- **Available data**
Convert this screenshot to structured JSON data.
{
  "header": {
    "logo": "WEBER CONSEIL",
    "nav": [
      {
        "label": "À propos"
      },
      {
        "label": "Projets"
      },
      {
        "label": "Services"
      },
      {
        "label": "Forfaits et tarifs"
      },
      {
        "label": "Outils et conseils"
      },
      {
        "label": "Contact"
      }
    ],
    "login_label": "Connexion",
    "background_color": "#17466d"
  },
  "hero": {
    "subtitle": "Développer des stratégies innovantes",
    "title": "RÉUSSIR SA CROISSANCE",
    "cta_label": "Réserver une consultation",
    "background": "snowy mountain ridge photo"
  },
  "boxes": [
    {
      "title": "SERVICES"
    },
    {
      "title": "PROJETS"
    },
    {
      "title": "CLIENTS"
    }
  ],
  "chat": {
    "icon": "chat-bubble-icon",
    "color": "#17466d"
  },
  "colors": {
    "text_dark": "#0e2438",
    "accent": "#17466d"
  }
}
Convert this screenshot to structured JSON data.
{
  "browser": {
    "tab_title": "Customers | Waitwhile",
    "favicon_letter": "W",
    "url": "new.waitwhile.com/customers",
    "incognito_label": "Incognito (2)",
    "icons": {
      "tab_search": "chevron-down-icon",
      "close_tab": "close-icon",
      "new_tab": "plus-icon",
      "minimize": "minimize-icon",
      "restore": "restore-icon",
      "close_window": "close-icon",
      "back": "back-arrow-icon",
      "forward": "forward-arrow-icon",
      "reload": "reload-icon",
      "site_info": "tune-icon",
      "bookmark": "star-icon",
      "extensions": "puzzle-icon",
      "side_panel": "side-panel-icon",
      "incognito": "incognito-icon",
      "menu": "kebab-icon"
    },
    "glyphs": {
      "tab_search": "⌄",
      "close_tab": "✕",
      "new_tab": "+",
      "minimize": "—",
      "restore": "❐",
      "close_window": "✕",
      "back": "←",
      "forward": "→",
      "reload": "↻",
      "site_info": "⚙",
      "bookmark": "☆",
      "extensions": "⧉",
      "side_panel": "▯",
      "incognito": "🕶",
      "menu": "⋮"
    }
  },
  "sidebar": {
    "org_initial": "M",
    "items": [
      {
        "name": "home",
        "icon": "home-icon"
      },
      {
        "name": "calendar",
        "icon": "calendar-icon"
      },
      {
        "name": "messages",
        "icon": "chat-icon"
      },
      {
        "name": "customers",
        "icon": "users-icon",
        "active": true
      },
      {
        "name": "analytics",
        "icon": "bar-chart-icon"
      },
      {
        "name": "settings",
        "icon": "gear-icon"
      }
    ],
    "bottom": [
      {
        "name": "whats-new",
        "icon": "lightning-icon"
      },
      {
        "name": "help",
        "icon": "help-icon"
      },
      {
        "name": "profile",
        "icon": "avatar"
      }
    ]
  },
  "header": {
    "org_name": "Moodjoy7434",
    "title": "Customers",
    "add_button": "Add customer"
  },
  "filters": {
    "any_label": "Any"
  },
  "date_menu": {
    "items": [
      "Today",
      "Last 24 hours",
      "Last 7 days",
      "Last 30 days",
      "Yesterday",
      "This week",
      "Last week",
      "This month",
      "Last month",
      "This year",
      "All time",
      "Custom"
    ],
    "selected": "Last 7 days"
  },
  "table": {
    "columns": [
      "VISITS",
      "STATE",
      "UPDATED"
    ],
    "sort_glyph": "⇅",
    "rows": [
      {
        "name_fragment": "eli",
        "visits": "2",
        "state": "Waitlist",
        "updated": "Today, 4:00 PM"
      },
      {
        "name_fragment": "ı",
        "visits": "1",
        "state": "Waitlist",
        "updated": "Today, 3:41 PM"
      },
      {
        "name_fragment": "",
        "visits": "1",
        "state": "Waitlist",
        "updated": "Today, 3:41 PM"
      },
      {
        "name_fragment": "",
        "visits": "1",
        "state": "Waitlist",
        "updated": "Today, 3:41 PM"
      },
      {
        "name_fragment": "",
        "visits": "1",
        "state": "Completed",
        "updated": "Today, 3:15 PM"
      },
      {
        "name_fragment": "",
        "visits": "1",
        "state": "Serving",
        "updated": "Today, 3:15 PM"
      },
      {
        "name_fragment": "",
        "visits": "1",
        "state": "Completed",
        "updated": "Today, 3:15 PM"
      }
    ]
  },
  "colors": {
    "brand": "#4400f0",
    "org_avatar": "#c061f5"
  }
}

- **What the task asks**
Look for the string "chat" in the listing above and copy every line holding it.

- **Answer for the task**
  "chat": {
    "icon": "chat-bubble-icon",
        "icon": "chat-icon"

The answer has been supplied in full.